Radial Access Reduced Adverse Events in Intervention for Acute Coronary Syndrome
Myocardial infarction, stent thrombosis, and stroke did not differ significantly between the radial access and femoral access groups.
Patients undergoing invasive therapies for acute coronary syndrome (ACS) with a radial access site had fewer net adverse clinical events at 1 year than those with a femoral access site, according to the results of a study presented at the European Society of Cardiology Congress in Munich, Germany, that were simultaneously published in the Lancet.
Major adverse cardiovascular events and net adverse clinical events were recorded from patients with ACS undergoing coronary angiography in the MATRIX trial (ClinicalTrials.gov Identifier: NCT01433627), a randomized, multicenter, open-label, superiority trial.
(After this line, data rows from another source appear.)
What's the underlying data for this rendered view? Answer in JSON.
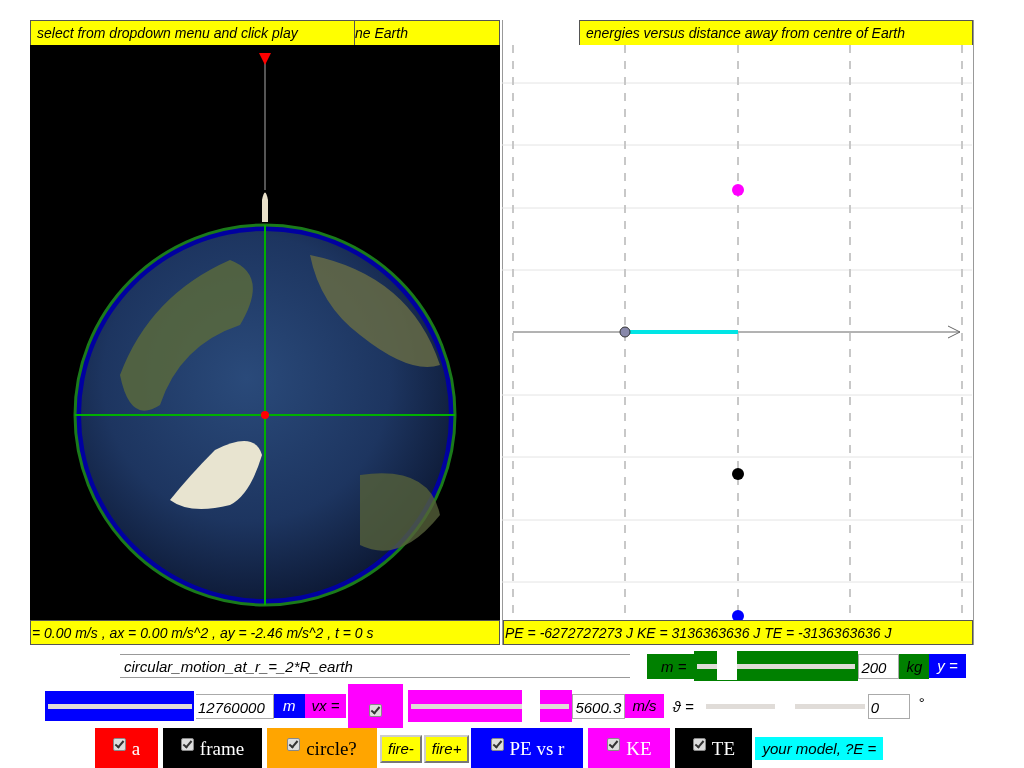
{
  "simulation_view": {
    "instruction": "select from dropdown menu and click play",
    "title_fragment": "ne Earth",
    "readout": "= 0.00 m/s , ax = 0.00 m/s^2 , ay = -2.46 m/s^2 , t = 0 s"
  },
  "energy_graph": {
    "title": "energies versus distance away from centre of Earth",
    "readout": "PE = -6272727273 J KE = 3136363636 J TE = -3136363636 J"
  },
  "preset_field": {
    "value": "circular_motion_at_r_=_2*R_earth"
  },
  "mass": {
    "label": "m =",
    "level": 0.2,
    "value": "200",
    "unit": "kg"
  },
  "y_label": "y =",
  "radius": {
    "level": 1,
    "value": "12760000",
    "unit": "m"
  },
  "vx": {
    "label": "vx =",
    "checked": true,
    "level": 0.75,
    "value": "5600.3",
    "unit": "m/s"
  },
  "angle": {
    "label": "ϑ =",
    "level": 0.5,
    "value": "0",
    "unit": "°"
  },
  "bottom_bar": [
    {
      "kind": "toggle",
      "label": "a",
      "checked": true,
      "color": "#ff0000"
    },
    {
      "kind": "toggle",
      "label": "frame",
      "checked": true,
      "color": "#000000"
    },
    {
      "kind": "toggle",
      "label": "circle?",
      "checked": true,
      "color": "#ffa500"
    },
    {
      "kind": "button",
      "label": "fire-"
    },
    {
      "kind": "button",
      "label": "fire+"
    },
    {
      "kind": "toggle",
      "label": "PE vs r",
      "checked": true,
      "color": "#0000ff"
    },
    {
      "kind": "toggle",
      "label": "KE",
      "checked": true,
      "color": "#ff00ff"
    },
    {
      "kind": "toggle",
      "label": "TE",
      "checked": true,
      "color": "#000000"
    },
    {
      "kind": "label",
      "label": "your model, ?E ="
    }
  ]
}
Participants were randomly assigned 1:1 to receive either a radial or femoral access site and compared between groups. Another analysis of the study compared the effects of bivalirudin and unfractionated heparin. Patient follow-up continued 1 year after the procedure.
Among the 8404 patients enrolled in the study, 4197 were randomly assigned to radial access, whereas 4207 patients were assigned to femoral access. At 1 year, follow-up information was available for 99.8% of participants. Major adverse cardiovascular events occurred in 14.2% of patients in the radial access group and 15.7% of patients in the femoral access group (P= .0526). However, the other coprimary outcome finding was significant. Net adverse cardiac events occurred in 15.2% of patients with radial access and 17.2% with femoral access (P =.0128). Myocardial infarction, stent thrombosis, and stroke did not differ significantly between groups.
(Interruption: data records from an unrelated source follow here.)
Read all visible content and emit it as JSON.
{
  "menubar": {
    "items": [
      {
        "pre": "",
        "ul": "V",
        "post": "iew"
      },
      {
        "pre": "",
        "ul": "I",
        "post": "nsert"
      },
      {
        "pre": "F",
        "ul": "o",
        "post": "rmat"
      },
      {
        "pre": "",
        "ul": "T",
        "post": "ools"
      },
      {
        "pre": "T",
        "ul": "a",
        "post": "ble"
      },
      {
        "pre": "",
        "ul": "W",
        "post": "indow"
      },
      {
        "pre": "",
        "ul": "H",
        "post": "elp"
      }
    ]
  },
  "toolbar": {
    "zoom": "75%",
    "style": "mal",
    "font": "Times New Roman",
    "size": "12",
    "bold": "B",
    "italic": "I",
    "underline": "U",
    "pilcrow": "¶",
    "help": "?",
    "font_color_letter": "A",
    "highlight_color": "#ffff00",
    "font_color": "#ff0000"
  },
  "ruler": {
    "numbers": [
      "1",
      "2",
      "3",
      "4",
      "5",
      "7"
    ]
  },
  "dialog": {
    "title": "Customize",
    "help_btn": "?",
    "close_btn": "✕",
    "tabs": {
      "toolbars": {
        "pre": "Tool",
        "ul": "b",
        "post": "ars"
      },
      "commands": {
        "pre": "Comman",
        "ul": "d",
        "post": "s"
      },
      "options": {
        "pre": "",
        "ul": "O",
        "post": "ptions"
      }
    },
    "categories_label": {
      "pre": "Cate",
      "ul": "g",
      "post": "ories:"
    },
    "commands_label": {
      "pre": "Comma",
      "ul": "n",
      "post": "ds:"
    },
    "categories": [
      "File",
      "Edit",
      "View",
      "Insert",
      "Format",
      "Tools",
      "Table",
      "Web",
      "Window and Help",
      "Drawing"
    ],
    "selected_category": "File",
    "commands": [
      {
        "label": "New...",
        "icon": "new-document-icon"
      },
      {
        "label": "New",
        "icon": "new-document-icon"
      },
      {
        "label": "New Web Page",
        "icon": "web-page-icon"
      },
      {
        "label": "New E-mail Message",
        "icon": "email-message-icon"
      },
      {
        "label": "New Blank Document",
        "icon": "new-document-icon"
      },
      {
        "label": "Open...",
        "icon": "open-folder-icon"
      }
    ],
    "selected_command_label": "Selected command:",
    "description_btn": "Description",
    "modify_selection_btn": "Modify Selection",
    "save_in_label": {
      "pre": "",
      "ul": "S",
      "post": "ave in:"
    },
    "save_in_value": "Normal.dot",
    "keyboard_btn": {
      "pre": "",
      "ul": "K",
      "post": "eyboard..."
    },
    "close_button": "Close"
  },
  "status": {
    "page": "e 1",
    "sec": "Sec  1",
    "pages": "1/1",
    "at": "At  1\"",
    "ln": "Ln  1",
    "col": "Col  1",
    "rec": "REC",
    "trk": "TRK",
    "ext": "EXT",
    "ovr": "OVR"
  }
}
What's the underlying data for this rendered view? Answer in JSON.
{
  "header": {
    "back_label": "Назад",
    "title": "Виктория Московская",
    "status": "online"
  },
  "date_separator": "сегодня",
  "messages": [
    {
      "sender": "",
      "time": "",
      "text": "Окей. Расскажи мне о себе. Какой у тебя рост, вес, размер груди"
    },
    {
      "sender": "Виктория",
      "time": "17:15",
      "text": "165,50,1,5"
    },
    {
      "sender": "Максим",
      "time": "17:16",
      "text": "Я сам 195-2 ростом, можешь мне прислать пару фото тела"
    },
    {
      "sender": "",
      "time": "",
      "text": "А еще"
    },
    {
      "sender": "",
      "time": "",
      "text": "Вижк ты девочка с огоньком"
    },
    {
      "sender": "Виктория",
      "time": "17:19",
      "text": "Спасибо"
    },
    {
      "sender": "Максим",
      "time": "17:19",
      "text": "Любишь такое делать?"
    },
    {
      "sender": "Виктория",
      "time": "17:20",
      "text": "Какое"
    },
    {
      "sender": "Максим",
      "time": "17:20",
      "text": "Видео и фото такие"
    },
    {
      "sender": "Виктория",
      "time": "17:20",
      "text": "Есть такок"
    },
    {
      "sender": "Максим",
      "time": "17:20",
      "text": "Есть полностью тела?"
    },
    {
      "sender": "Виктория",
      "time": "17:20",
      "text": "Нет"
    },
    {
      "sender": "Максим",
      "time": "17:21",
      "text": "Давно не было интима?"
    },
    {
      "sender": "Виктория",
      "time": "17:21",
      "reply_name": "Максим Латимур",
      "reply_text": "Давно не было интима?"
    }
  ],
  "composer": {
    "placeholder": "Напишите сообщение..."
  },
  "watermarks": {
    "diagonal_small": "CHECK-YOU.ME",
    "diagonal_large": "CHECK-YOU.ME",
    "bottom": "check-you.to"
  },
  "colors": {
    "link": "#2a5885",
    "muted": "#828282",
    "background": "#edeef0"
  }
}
In the secondary analysis of the trial, no statistically significant differences were seen in major cardiac adverse events (P =. 28) and net adverse clinical events (P =.10) between the bivalirudin and heparin groups.
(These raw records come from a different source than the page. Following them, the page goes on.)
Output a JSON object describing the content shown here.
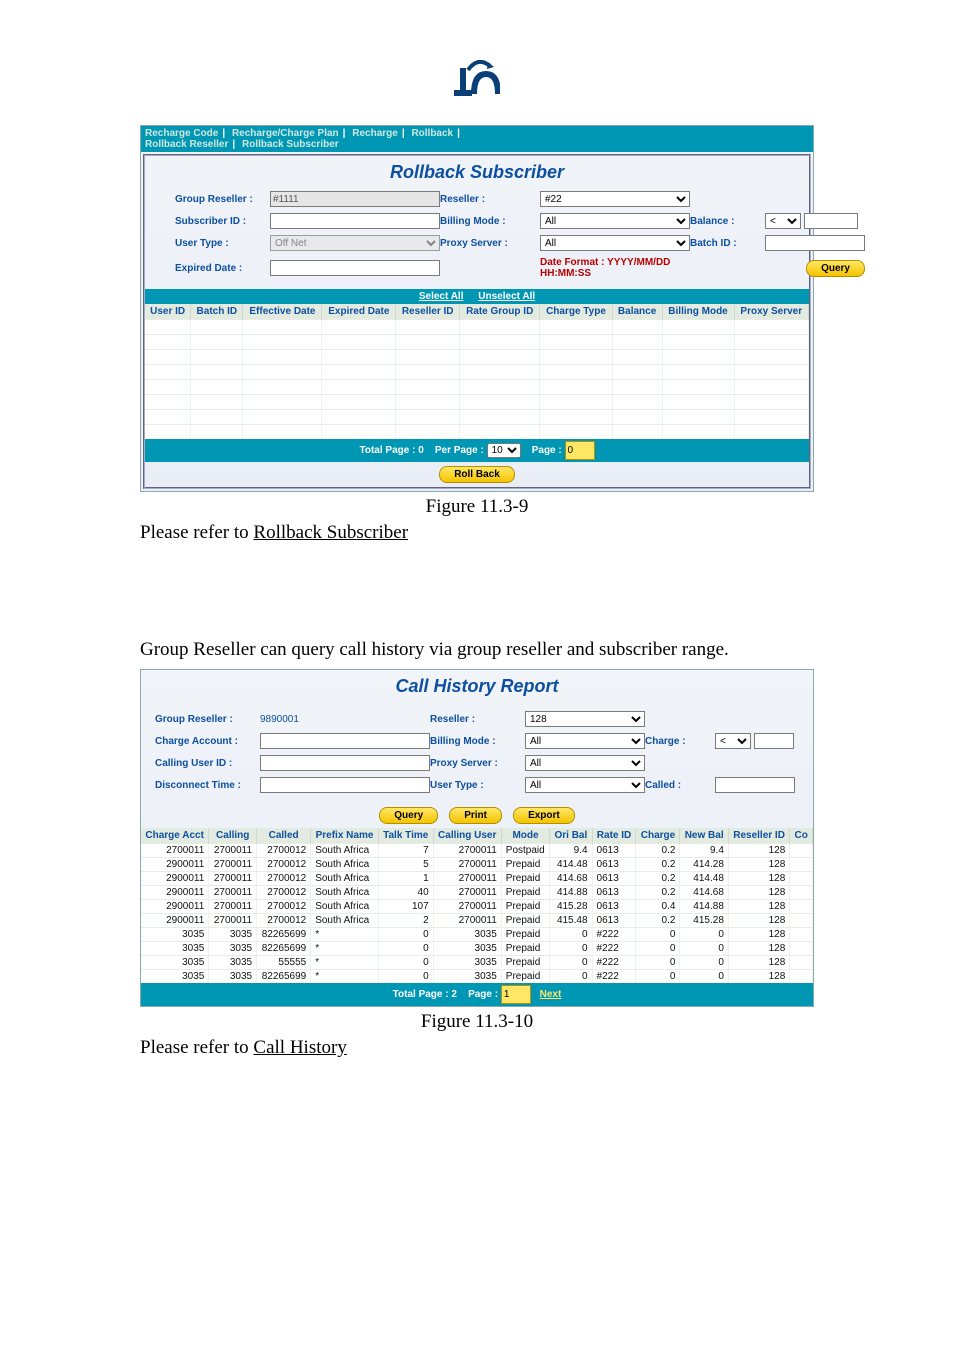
{
  "figure1": {
    "tabs": [
      "Recharge Code",
      "Recharge/Charge Plan",
      "Recharge",
      "Rollback",
      "Rollback Reseller",
      "Rollback Subscriber"
    ],
    "title": "Rollback Subscriber",
    "labels": {
      "group_reseller": "Group Reseller :",
      "reseller": "Reseller :",
      "subscriber_id": "Subscriber ID :",
      "billing_mode": "Billing Mode :",
      "balance": "Balance :",
      "user_type": "User Type :",
      "proxy_server": "Proxy Server :",
      "batch_id": "Batch ID :",
      "expired_date": "Expired Date :",
      "date_format": "Date Format : YYYY/MM/DD HH:MM:SS"
    },
    "values": {
      "group_reseller": "#1111",
      "reseller": "#22",
      "billing_mode": "All",
      "balance_op": "<",
      "user_type": "Off Net",
      "proxy_server": "All",
      "per_page": "10",
      "page": "0",
      "total_page_label": "Total Page : 0",
      "per_page_label": "Per Page :",
      "page_label": "Page :"
    },
    "buttons": {
      "query": "Query",
      "select_all": "Select All",
      "unselect_all": "Unselect All",
      "rollback": "Roll Back"
    },
    "columns": [
      "User ID",
      "Batch ID",
      "Effective Date",
      "Expired Date",
      "Reseller ID",
      "Rate Group ID",
      "Charge Type",
      "Balance",
      "Billing Mode",
      "Proxy Server"
    ],
    "caption": "Figure 11.3-9",
    "refer_text_pre": "Please refer to ",
    "refer_link": "Rollback Subscriber"
  },
  "mid_text": "Group Reseller can query call history via group reseller and subscriber range.",
  "figure2": {
    "title": "Call History Report",
    "labels": {
      "group_reseller": "Group Reseller :",
      "reseller": "Reseller :",
      "charge_account": "Charge Account :",
      "billing_mode": "Billing Mode :",
      "charge": "Charge :",
      "calling_user_id": "Calling User ID :",
      "proxy_server": "Proxy Server :",
      "disconnect_time": "Disconnect Time :",
      "user_type": "User Type :",
      "called": "Called :"
    },
    "values": {
      "group_reseller": "9890001",
      "reseller": "128",
      "billing_mode": "All",
      "charge_op": "<",
      "proxy_server": "All",
      "user_type": "All",
      "total_page_label": "Total Page : 2",
      "page_label": "Page :",
      "page": "1",
      "next": "Next"
    },
    "buttons": {
      "query": "Query",
      "print": "Print",
      "export": "Export"
    },
    "columns": [
      "Charge Acct",
      "Calling",
      "Called",
      "Prefix Name",
      "Talk Time",
      "Calling User",
      "Mode",
      "Ori Bal",
      "Rate ID",
      "Charge",
      "New Bal",
      "Reseller ID",
      "Co"
    ],
    "rows": [
      {
        "charge_acct": "2700011",
        "calling": "2700011",
        "called": "2700012",
        "prefix": "South Africa",
        "talk": "7",
        "cuser": "2700011",
        "mode": "Postpaid",
        "ori": "9.4",
        "rate": "0613",
        "charge": "0.2",
        "newbal": "9.4",
        "res": "128"
      },
      {
        "charge_acct": "2900011",
        "calling": "2700011",
        "called": "2700012",
        "prefix": "South Africa",
        "talk": "5",
        "cuser": "2700011",
        "mode": "Prepaid",
        "ori": "414.48",
        "rate": "0613",
        "charge": "0.2",
        "newbal": "414.28",
        "res": "128"
      },
      {
        "charge_acct": "2900011",
        "calling": "2700011",
        "called": "2700012",
        "prefix": "South Africa",
        "talk": "1",
        "cuser": "2700011",
        "mode": "Prepaid",
        "ori": "414.68",
        "rate": "0613",
        "charge": "0.2",
        "newbal": "414.48",
        "res": "128"
      },
      {
        "charge_acct": "2900011",
        "calling": "2700011",
        "called": "2700012",
        "prefix": "South Africa",
        "talk": "40",
        "cuser": "2700011",
        "mode": "Prepaid",
        "ori": "414.88",
        "rate": "0613",
        "charge": "0.2",
        "newbal": "414.68",
        "res": "128"
      },
      {
        "charge_acct": "2900011",
        "calling": "2700011",
        "called": "2700012",
        "prefix": "South Africa",
        "talk": "107",
        "cuser": "2700011",
        "mode": "Prepaid",
        "ori": "415.28",
        "rate": "0613",
        "charge": "0.4",
        "newbal": "414.88",
        "res": "128"
      },
      {
        "charge_acct": "2900011",
        "calling": "2700011",
        "called": "2700012",
        "prefix": "South Africa",
        "talk": "2",
        "cuser": "2700011",
        "mode": "Prepaid",
        "ori": "415.48",
        "rate": "0613",
        "charge": "0.2",
        "newbal": "415.28",
        "res": "128"
      },
      {
        "charge_acct": "3035",
        "calling": "3035",
        "called": "82265699",
        "prefix": "*",
        "talk": "0",
        "cuser": "3035",
        "mode": "Prepaid",
        "ori": "0",
        "rate": "#222",
        "charge": "0",
        "newbal": "0",
        "res": "128"
      },
      {
        "charge_acct": "3035",
        "calling": "3035",
        "called": "82265699",
        "prefix": "*",
        "talk": "0",
        "cuser": "3035",
        "mode": "Prepaid",
        "ori": "0",
        "rate": "#222",
        "charge": "0",
        "newbal": "0",
        "res": "128"
      },
      {
        "charge_acct": "3035",
        "calling": "3035",
        "called": "55555",
        "prefix": "*",
        "talk": "0",
        "cuser": "3035",
        "mode": "Prepaid",
        "ori": "0",
        "rate": "#222",
        "charge": "0",
        "newbal": "0",
        "res": "128"
      },
      {
        "charge_acct": "3035",
        "calling": "3035",
        "called": "82265699",
        "prefix": "*",
        "talk": "0",
        "cuser": "3035",
        "mode": "Prepaid",
        "ori": "0",
        "rate": "#222",
        "charge": "0",
        "newbal": "0",
        "res": "128"
      }
    ],
    "caption": "Figure 11.3-10",
    "refer_text_pre": "Please refer to ",
    "refer_link": "Call History"
  }
}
The researchers wrote, “Among patients with acute coronary syndrome undergoing invasive management, with or without ST-segment elevation, we found that use of radial access for coronary angiography, followed by percutaneous coronary intervention if indicated, was associated with reduced net adverse clinical events at 1 year.”
They added, “[O]ur study offers novel long-term data in the largest population investigated so far, suggesting that the benefits of radial access are not affected by parenteral or oral antithrombotic medications used during or after coronary intervention.”
Valgimigli M, Frigoli E, Leonardi S, et al. Radial versus femoral access and bivalirudin versus unfractionated heparin in invasively managed patients with acute coronary syndrome (MATRIX): final 1-year results of a multicentre, randomised controlled trial [published online August 25, 2018]. Lancet. doi:10.1016/S0140-6736(18)31714-8